[Saved data entries]
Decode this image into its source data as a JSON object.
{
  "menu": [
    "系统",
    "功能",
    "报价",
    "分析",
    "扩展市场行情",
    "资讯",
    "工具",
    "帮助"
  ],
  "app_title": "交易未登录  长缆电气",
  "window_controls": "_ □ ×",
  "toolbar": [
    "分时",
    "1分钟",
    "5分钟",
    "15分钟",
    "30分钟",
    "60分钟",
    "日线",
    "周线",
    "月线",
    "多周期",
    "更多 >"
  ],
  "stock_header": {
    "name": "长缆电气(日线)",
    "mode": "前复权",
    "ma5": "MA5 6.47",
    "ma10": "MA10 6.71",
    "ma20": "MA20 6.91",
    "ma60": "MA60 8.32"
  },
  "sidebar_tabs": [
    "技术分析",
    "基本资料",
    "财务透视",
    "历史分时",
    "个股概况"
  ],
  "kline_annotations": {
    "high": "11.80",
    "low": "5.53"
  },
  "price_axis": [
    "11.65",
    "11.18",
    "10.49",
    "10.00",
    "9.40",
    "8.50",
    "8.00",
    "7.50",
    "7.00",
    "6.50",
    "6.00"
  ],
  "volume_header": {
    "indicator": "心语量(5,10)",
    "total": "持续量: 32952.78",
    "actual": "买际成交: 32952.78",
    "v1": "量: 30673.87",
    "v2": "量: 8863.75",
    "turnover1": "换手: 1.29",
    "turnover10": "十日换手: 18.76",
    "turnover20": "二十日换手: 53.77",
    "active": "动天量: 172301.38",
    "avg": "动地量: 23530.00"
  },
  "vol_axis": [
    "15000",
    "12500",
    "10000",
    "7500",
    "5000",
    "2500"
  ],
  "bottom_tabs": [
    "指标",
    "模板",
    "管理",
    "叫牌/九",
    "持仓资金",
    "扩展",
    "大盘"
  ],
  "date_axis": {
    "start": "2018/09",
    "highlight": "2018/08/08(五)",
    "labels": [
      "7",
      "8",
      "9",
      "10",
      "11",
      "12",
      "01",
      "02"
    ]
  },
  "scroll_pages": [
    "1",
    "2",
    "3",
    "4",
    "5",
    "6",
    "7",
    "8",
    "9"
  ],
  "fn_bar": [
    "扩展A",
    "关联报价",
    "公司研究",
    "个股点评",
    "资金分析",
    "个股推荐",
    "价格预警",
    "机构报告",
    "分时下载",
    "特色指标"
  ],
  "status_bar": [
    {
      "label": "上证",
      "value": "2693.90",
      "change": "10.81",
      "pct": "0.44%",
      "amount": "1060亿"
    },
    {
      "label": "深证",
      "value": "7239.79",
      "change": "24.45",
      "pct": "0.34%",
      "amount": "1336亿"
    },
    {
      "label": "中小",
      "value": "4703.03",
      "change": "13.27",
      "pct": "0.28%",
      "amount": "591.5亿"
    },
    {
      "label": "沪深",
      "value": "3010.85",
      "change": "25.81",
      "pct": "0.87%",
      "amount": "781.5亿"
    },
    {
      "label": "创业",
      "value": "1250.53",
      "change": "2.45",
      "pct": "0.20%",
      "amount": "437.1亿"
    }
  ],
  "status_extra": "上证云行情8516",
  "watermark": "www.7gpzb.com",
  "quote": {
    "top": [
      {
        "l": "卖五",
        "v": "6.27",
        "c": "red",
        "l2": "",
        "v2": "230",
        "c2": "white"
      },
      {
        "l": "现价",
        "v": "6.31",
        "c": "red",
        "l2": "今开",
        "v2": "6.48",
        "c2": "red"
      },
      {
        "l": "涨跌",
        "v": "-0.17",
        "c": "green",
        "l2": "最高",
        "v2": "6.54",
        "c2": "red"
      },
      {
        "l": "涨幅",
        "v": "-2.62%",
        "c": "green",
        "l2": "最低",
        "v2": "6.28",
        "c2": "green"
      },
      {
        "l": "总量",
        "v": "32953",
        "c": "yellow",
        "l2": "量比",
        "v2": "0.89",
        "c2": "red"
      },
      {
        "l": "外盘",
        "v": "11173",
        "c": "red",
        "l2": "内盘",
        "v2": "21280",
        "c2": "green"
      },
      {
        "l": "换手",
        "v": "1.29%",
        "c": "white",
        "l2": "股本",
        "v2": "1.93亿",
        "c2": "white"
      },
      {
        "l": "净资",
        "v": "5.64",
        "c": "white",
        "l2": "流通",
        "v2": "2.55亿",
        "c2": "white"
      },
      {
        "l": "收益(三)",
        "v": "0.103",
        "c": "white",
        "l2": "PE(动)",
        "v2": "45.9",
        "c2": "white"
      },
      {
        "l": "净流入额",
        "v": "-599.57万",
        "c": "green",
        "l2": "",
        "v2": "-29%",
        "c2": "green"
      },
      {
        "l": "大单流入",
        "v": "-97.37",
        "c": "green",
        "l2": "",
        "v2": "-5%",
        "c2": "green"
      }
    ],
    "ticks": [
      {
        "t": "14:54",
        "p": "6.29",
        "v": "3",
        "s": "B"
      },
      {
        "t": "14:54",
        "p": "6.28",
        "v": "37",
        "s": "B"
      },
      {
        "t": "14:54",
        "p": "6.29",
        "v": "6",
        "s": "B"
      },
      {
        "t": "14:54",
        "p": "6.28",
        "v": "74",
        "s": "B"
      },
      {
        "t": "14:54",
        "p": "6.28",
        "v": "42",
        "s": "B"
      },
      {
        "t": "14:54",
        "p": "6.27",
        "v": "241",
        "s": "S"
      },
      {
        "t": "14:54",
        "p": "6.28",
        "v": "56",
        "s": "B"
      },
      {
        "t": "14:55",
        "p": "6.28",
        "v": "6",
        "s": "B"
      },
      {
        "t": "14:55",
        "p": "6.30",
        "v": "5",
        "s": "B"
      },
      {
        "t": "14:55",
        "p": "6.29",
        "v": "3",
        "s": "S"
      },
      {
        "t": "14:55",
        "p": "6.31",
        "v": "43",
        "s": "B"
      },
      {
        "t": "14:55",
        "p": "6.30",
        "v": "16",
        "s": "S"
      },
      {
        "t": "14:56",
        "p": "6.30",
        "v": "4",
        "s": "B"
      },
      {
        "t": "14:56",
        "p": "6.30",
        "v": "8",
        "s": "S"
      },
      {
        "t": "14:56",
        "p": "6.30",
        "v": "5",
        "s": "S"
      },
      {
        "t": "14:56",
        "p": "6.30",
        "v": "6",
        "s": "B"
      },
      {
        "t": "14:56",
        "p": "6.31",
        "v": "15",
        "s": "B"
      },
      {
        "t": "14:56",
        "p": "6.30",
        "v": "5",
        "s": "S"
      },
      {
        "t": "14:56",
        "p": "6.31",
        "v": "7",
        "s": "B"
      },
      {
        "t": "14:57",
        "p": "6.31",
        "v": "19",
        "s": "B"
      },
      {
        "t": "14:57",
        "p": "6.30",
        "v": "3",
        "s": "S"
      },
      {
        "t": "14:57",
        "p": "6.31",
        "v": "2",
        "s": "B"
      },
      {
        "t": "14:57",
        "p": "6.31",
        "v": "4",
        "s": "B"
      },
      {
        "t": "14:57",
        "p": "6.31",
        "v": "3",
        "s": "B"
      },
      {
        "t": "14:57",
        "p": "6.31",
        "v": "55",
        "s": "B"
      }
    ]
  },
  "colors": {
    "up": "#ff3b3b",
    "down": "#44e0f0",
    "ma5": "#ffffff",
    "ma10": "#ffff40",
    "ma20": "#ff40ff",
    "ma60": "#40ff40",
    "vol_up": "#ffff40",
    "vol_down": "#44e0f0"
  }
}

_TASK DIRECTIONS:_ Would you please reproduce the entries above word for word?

_FINAL ANSWER:_
Decode this image into its source data as a JSON object.
{
  "menu": [
    "系统",
    "功能",
    "报价",
    "分析",
    "扩展市场行情",
    "资讯",
    "工具",
    "帮助"
  ],
  "app_title": "交易未登录  长缆电气",
  "window_controls": "_ □ ×",
  "toolbar": [
    "分时",
    "1分钟",
    "5分钟",
    "15分钟",
    "30分钟",
    "60分钟",
    "日线",
    "周线",
    "月线",
    "多周期",
    "更多 >"
  ],
  "stock_header": {
    "name": "长缆电气(日线)",
    "mode": "前复权",
    "ma5": "MA5 6.47",
    "ma10": "MA10 6.71",
    "ma20": "MA20 6.91",
    "ma60": "MA60 8.32"
  },
  "sidebar_tabs": [
    "技术分析",
    "基本资料",
    "财务透视",
    "历史分时",
    "个股概况"
  ],
  "kline_annotations": {
    "high": "11.80",
    "low": "5.53"
  },
  "price_axis": [
    "11.65",
    "11.18",
    "10.49",
    "10.00",
    "9.40",
    "8.50",
    "8.00",
    "7.50",
    "7.00",
    "6.50",
    "6.00"
  ],
  "volume_header": {
    "indicator": "心语量(5,10)",
    "total": "持续量: 32952.78",
    "actual": "买际成交: 32952.78",
    "v1": "量: 30673.87",
    "v2": "量: 8863.75",
    "turnover1": "换手: 1.29",
    "turnover10": "十日换手: 18.76",
    "turnover20": "二十日换手: 53.77",
    "active": "动天量: 172301.38",
    "avg": "动地量: 23530.00"
  },
  "vol_axis": [
    "15000",
    "12500",
    "10000",
    "7500",
    "5000",
    "2500"
  ],
  "bottom_tabs": [
    "指标",
    "模板",
    "管理",
    "叫牌/九",
    "持仓资金",
    "扩展",
    "大盘"
  ],
  "date_axis": {
    "start": "2018/09",
    "highlight": "2018/08/08(五)",
    "labels": [
      "7",
      "8",
      "9",
      "10",
      "11",
      "12",
      "01",
      "02"
    ]
  },
  "scroll_pages": [
    "1",
    "2",
    "3",
    "4",
    "5",
    "6",
    "7",
    "8",
    "9"
  ],
  "fn_bar": [
    "扩展A",
    "关联报价",
    "公司研究",
    "个股点评",
    "资金分析",
    "个股推荐",
    "价格预警",
    "机构报告",
    "分时下载",
    "特色指标"
  ],
  "status_bar": [
    {
      "label": "上证",
      "value": "2693.90",
      "change": "10.81",
      "pct": "0.44%",
      "amount": "1060亿"
    },
    {
      "label": "深证",
      "value": "7239.79",
      "change": "24.45",
      "pct": "0.34%",
      "amount": "1336亿"
    },
    {
      "label": "中小",
      "value": "4703.03",
      "change": "13.27",
      "pct": "0.28%",
      "amount": "591.5亿"
    },
    {
      "label": "沪深",
      "value": "3010.85",
      "change": "25.81",
      "pct": "0.87%",
      "amount": "781.5亿"
    },
    {
      "label": "创业",
      "value": "1250.53",
      "change": "2.45",
      "pct": "0.20%",
      "amount": "437.1亿"
    }
  ],
  "status_extra": "上证云行情8516",
  "watermark": "www.7gpzb.com",
  "quote": {
    "top": [
      {
        "l": "卖五",
        "v": "6.27",
        "c": "red",
        "l2": "",
        "v2": "230",
        "c2": "white"
      },
      {
        "l": "现价",
        "v": "6.31",
        "c": "red",
        "l2": "今开",
        "v2": "6.48",
        "c2": "red"
      },
      {
        "l": "涨跌",
        "v": "-0.17",
        "c": "green",
        "l2": "最高",
        "v2": "6.54",
        "c2": "red"
      },
      {
        "l": "涨幅",
        "v": "-2.62%",
        "c": "green",
        "l2": "最低",
        "v2": "6.28",
        "c2": "green"
      },
      {
        "l": "总量",
        "v": "32953",
        "c": "yellow",
        "l2": "量比",
        "v2": "0.89",
        "c2": "red"
      },
      {
        "l": "外盘",
        "v": "11173",
        "c": "red",
        "l2": "内盘",
        "v2": "21280",
        "c2": "green"
      },
      {
        "l": "换手",
        "v": "1.29%",
        "c": "white",
        "l2": "股本",
        "v2": "1.93亿",
        "c2": "white"
      },
      {
        "l": "净资",
        "v": "5.64",
        "c": "white",
        "l2": "流通",
        "v2": "2.55亿",
        "c2": "white"
      },
      {
        "l": "收益(三)",
        "v": "0.103",
        "c": "white",
        "l2": "PE(动)",
        "v2": "45.9",
        "c2": "white"
      },
      {
        "l": "净流入额",
        "v": "-599.57万",
        "c": "green",
        "l2": "",
        "v2": "-29%",
        "c2": "green"
      },
      {
        "l": "大单流入",
        "v": "-97.37",
        "c": "green",
        "l2": "",
        "v2": "-5%",
        "c2": "green"
      }
    ],
    "ticks": [
      {
        "t": "14:54",
        "p": "6.29",
        "v": "3",
        "s": "B"
      },
      {
        "t": "14:54",
        "p": "6.28",
        "v": "37",
        "s": "B"
      },
      {
        "t": "14:54",
        "p": "6.29",
        "v": "6",
        "s": "B"
      },
      {
        "t": "14:54",
        "p": "6.28",
        "v": "74",
        "s": "B"
      },
      {
        "t": "14:54",
        "p": "6.28",
        "v": "42",
        "s": "B"
      },
      {
        "t": "14:54",
        "p": "6.27",
        "v": "241",
        "s": "S"
      },
      {
        "t": "14:54",
        "p": "6.28",
        "v": "56",
        "s": "B"
      },
      {
        "t": "14:55",
        "p": "6.28",
        "v": "6",
        "s": "B"
      },
      {
        "t": "14:55",
        "p": "6.30",
        "v": "5",
        "s": "B"
      },
      {
        "t": "14:55",
        "p": "6.29",
        "v": "3",
        "s": "S"
      },
      {
        "t": "14:55",
        "p": "6.31",
        "v": "43",
        "s": "B"
      },
      {
        "t": "14:55",
        "p": "6.30",
        "v": "16",
        "s": "S"
      },
      {
        "t": "14:56",
        "p": "6.30",
        "v": "4",
        "s": "B"
      },
      {
        "t": "14:56",
        "p": "6.30",
        "v": "8",
        "s": "S"
      },
      {
        "t": "14:56",
        "p": "6.30",
        "v": "5",
        "s": "S"
      },
      {
        "t": "14:56",
        "p": "6.30",
        "v": "6",
        "s": "B"
      },
      {
        "t": "14:56",
        "p": "6.31",
        "v": "15",
        "s": "B"
      },
      {
        "t": "14:56",
        "p": "6.30",
        "v": "5",
        "s": "S"
      },
      {
        "t": "14:56",
        "p": "6.31",
        "v": "7",
        "s": "B"
      },
      {
        "t": "14:57",
        "p": "6.31",
        "v": "19",
        "s": "B"
      },
      {
        "t": "14:57",
        "p": "6.30",
        "v": "3",
        "s": "S"
      },
      {
        "t": "14:57",
        "p": "6.31",
        "v": "2",
        "s": "B"
      },
      {
        "t": "14:57",
        "p": "6.31",
        "v": "4",
        "s": "B"
      },
      {
        "t": "14:57",
        "p": "6.31",
        "v": "3",
        "s": "B"
      },
      {
        "t": "14:57",
        "p": "6.31",
        "v": "55",
        "s": "B"
      }
    ]
  },
  "colors": {
    "up": "#ff3b3b",
    "down": "#44e0f0",
    "ma5": "#ffffff",
    "ma10": "#ffff40",
    "ma20": "#ff40ff",
    "ma60": "#40ff40",
    "vol_up": "#ffff40",
    "vol_down": "#44e0f0"
  }
}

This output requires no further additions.